Why your script isn’t done until you host a table read
Want to learn the secret of supercharging your screenplay and gaining a huge competitive advantage? We introduce to you the magic of the table read.
So you’ve got your spec script, you collected your feedback, and you’re ready to send to agents / enter in film fests / send to contacts around town. But hold that thought for just one New York minute. Have you heard your words spoken aloud yet? Here at Film Daily we believe the table read is just about the most important part of your screenplay writing and selling process. But guess what? Not many writers actually do a table read.
So what is a table read?
A table read is when you assemble a group of actors together to read through your script. This happens in film production after casting and towards the end of pre-production. Smart writers, however, have been assembling their own table reads for decades, before they even think of selling a script.
And why do I care about table reads?
Do you remember when you were toiling over your script? You labored over every single word: writing, rewriting, and obsessing over how each one sounded in your head. You might have even spoken them out loud, talking to the walls in your garret. But there is a massive difference between talking to yourself and hearing real humans inhabiting characters that are interacting with the words you wrote.
If any parts of your dialog are wooden, clunky, contrived, or just suck, your read-through will illuminate that content. Table reads also help identify script weaknesses such as:
- plot holes
- confusing storylines
- out-of-character behavior, and
- the death of all movies, boring scenes.
Quite simply, the table read is the search-and-destroy method of screenwriting.
I’m sold! How do I make this happen?
In just about every community all over the world, you can meet and connect with local acting groups and schools. Why not approach one of these groups and ply them with a donation and some delicious treats in exchange for dedicating a few hours to your work?
Some scriptwriting “experts” suggest that you don’t really need actors to conduct a table read, that any old friend, family member, or pet will do. We don’t agree with this assertion. A poor reader makes even the best writer sound dull. That isn’t to say you can’t use your contacts, but make sure to pick extroverts with good oration skills. The last thing you want to do is give up ambitions for your script because your cousin Joe mumbled and mispronounced your western.

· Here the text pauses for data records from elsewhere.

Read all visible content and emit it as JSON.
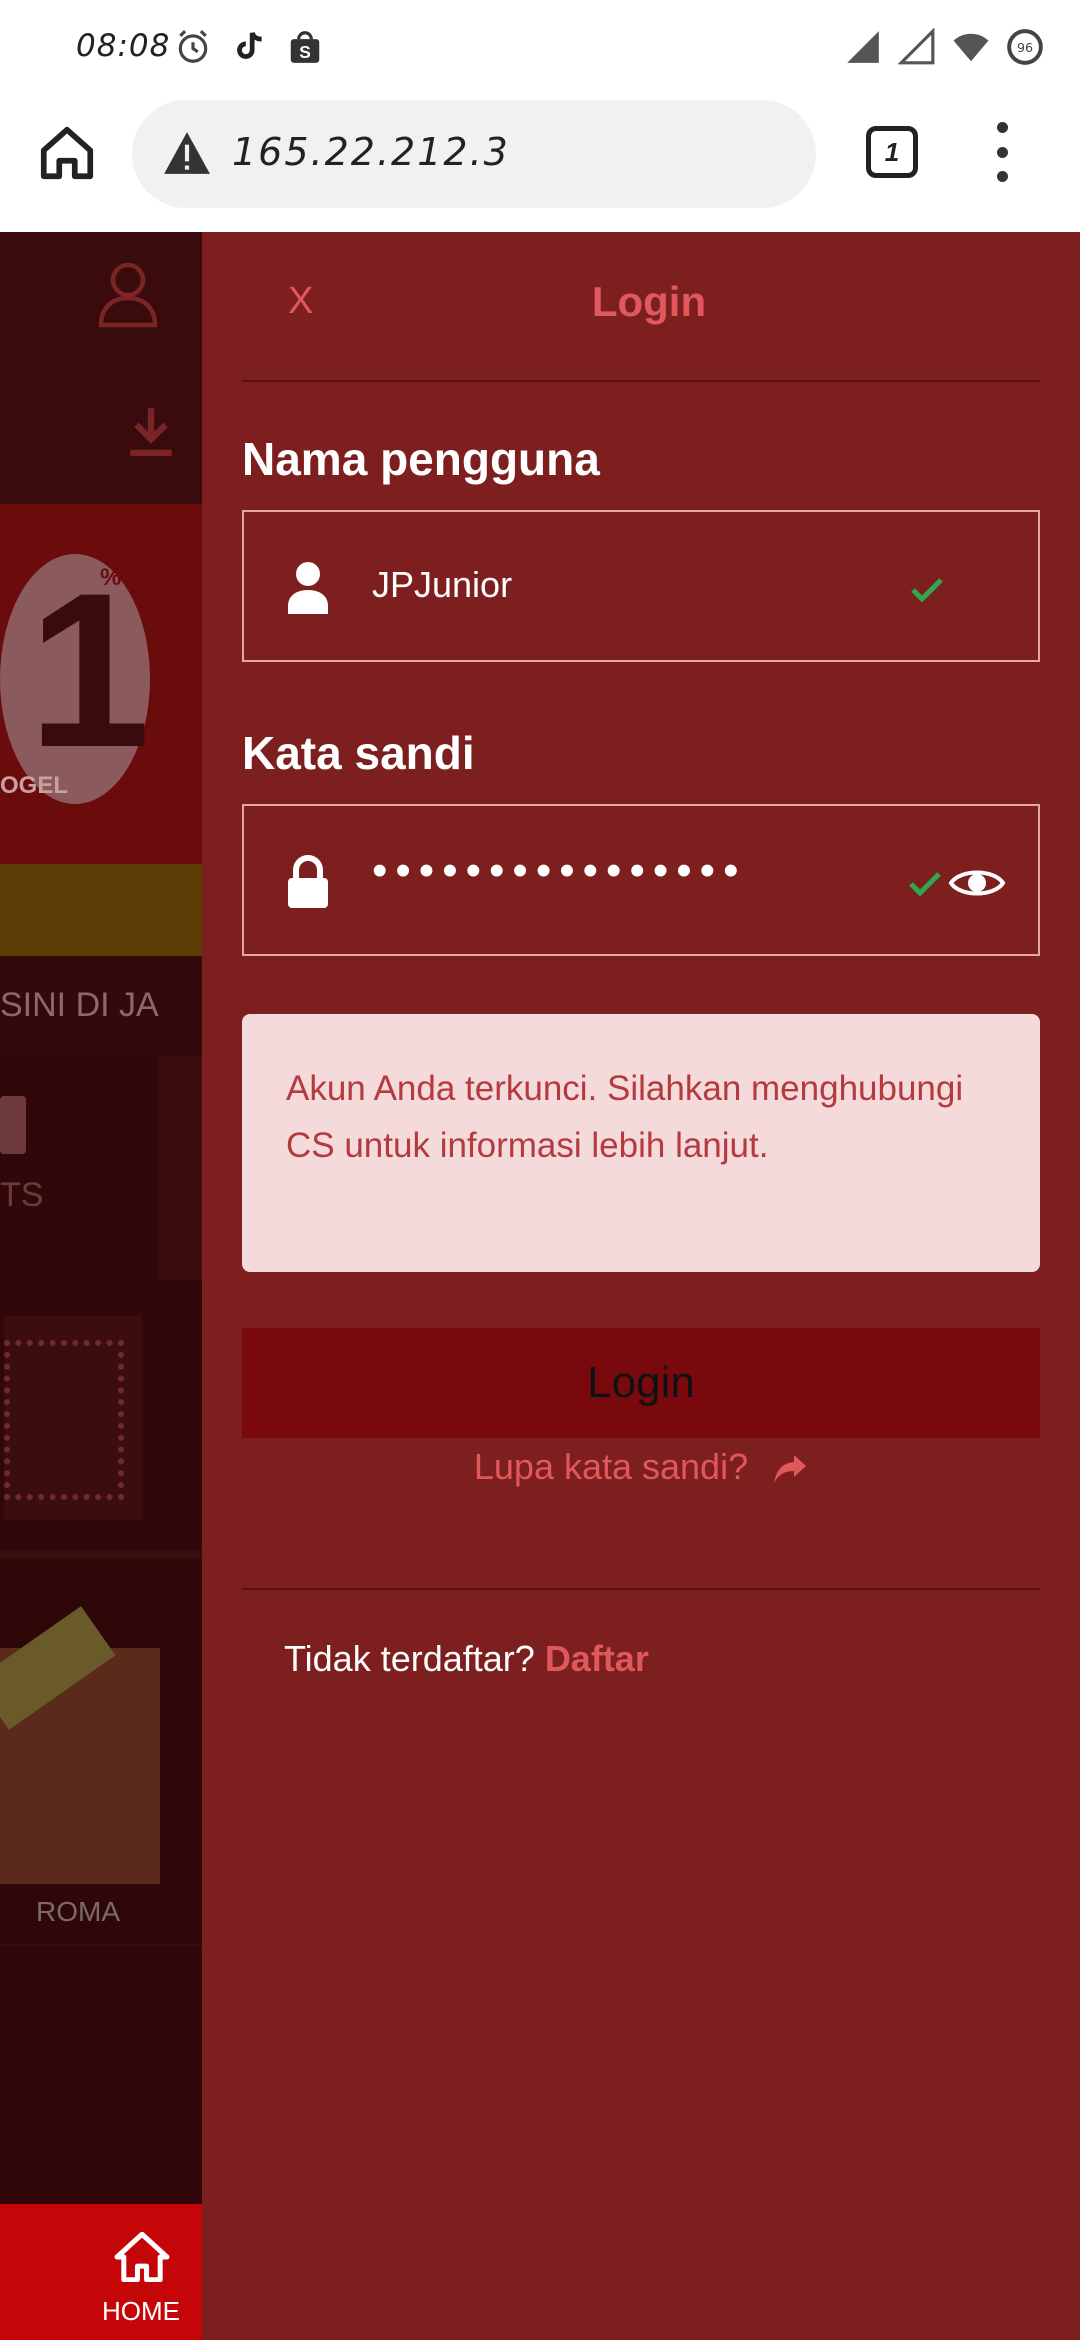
{
  "status_bar": {
    "time": "08:08",
    "icons_left": [
      "alarm-icon",
      "tiktok-icon",
      "shop-icon"
    ],
    "icons_right": [
      "signal-icon",
      "signal-empty-icon",
      "wifi-icon",
      "battery-icon"
    ],
    "battery": "96"
  },
  "browser": {
    "url": "165.22.212.3",
    "tab_count": "1",
    "icons": [
      "home-icon",
      "warning-icon",
      "tabs-icon",
      "more-vert-icon"
    ]
  },
  "background_page": {
    "banner_number": "1",
    "banner_percent": "%",
    "banner_tag": "OGEL",
    "marquee": "SINI DI JA",
    "category_label": "TS",
    "game_label": "ROMA",
    "nav_home": "HOME"
  },
  "login": {
    "close_label": "X",
    "title": "Login",
    "username_label": "Nama pengguna",
    "username_value": "JPJunior",
    "password_label": "Kata sandi",
    "password_mask": "••••••••••••••••",
    "error_message": "Akun Anda terkunci. Silahkan menghubungi CS untuk informasi lebih lanjut.",
    "login_button": "Login",
    "forgot_password": "Lupa kata sandi?",
    "register_prompt": "Tidak terdaftar?",
    "register_link": "Daftar"
  },
  "colors": {
    "drawer_bg": "#7d1f1f",
    "accent": "#e0585a",
    "alert_bg": "#f4dadb",
    "alert_text": "#b53a3e",
    "button_bg": "#7a090d",
    "valid_check": "#2fa84f"
  }
}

And finally, if you have a bit of spare cash it’s worth investing in a team of professionals or semi-professionals to do the job. It won’t be incredibly expensive (you can keep it under $250/£200) and you will get your money’s worth. Remember, if you are hoping to sell your script for the going Hollywood rate, it’s a drop in the bucket compared to the money you’ll eventually make.

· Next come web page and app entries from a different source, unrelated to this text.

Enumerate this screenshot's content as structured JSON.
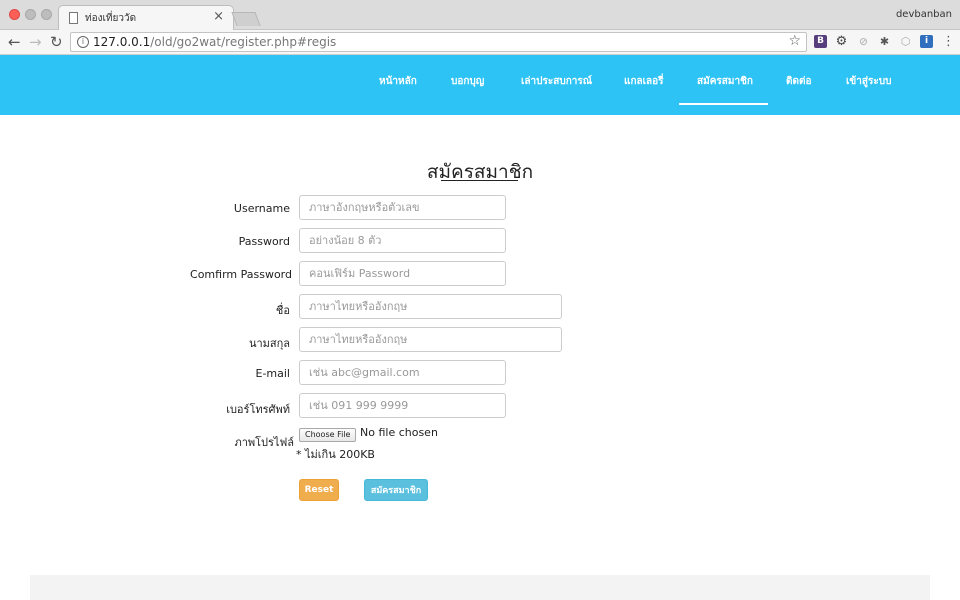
{
  "browser": {
    "tab_title": "ท่องเที่ยววัด",
    "tab_close": "×",
    "profile_name": "devbanban",
    "url_host": "127.0.0.1",
    "url_path": "/old/go2wat/register.php#regis",
    "icons": [
      "back-arrow-icon",
      "forward-arrow-icon",
      "reload-icon",
      "info-icon",
      "star-icon"
    ]
  },
  "navbar": {
    "color": "#2ec3f5",
    "items": [
      {
        "label": "หน้าหลัก"
      },
      {
        "label": "บอกบุญ"
      },
      {
        "label": "เล่าประสบการณ์"
      },
      {
        "label": "แกลเลอรี่"
      },
      {
        "label": "สมัครสมาชิก",
        "active": true
      },
      {
        "label": "ติดต่อ"
      },
      {
        "label": "เข้าสู่ระบบ"
      }
    ]
  },
  "form": {
    "title": "สมัครสมาชิก",
    "fields": [
      {
        "label": "Username",
        "placeholder": "ภาษาอังกฤษหรือตัวเลข",
        "value": ""
      },
      {
        "label": "Password",
        "placeholder": "อย่างน้อย 8 ตัว",
        "value": ""
      },
      {
        "label": "Comfirm  Password",
        "placeholder": "คอนเฟิร์ม Password",
        "value": ""
      },
      {
        "label": "ชื่อ",
        "placeholder": "ภาษาไทยหรืออังกฤษ",
        "value": ""
      },
      {
        "label": "นามสกุล",
        "placeholder": "ภาษาไทยหรืออังกฤษ",
        "value": ""
      },
      {
        "label": "E-mail",
        "placeholder": "เช่น abc@gmail.com",
        "value": ""
      },
      {
        "label": "เบอร์โทรศัพท์",
        "placeholder": "เช่น 091 999 9999",
        "value": ""
      }
    ],
    "photo": {
      "label": "ภาพโปรไฟล์",
      "button": "Choose File",
      "status": "No file chosen",
      "note": "* ไม่เกิน 200KB"
    },
    "buttons": {
      "reset": "Reset",
      "submit": "สมัครสมาชิก",
      "reset_color": "#f0ad4e",
      "submit_color": "#5bc0de"
    }
  }
}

No matter what approach you take to get the table read together, make sure to record it – filming is even better.
What do I do once the table read is over?
After your table read, host a roundtable discussion with your readers and any experts you invited to listen to the session. Take detailed notes and record the interactions. Ruminate on what you learned for a day or so, then get to work on your script. Be ruthless, but remember you’re not tackling a complete rewrite; you’re just fixing specific spots that don’t quite work.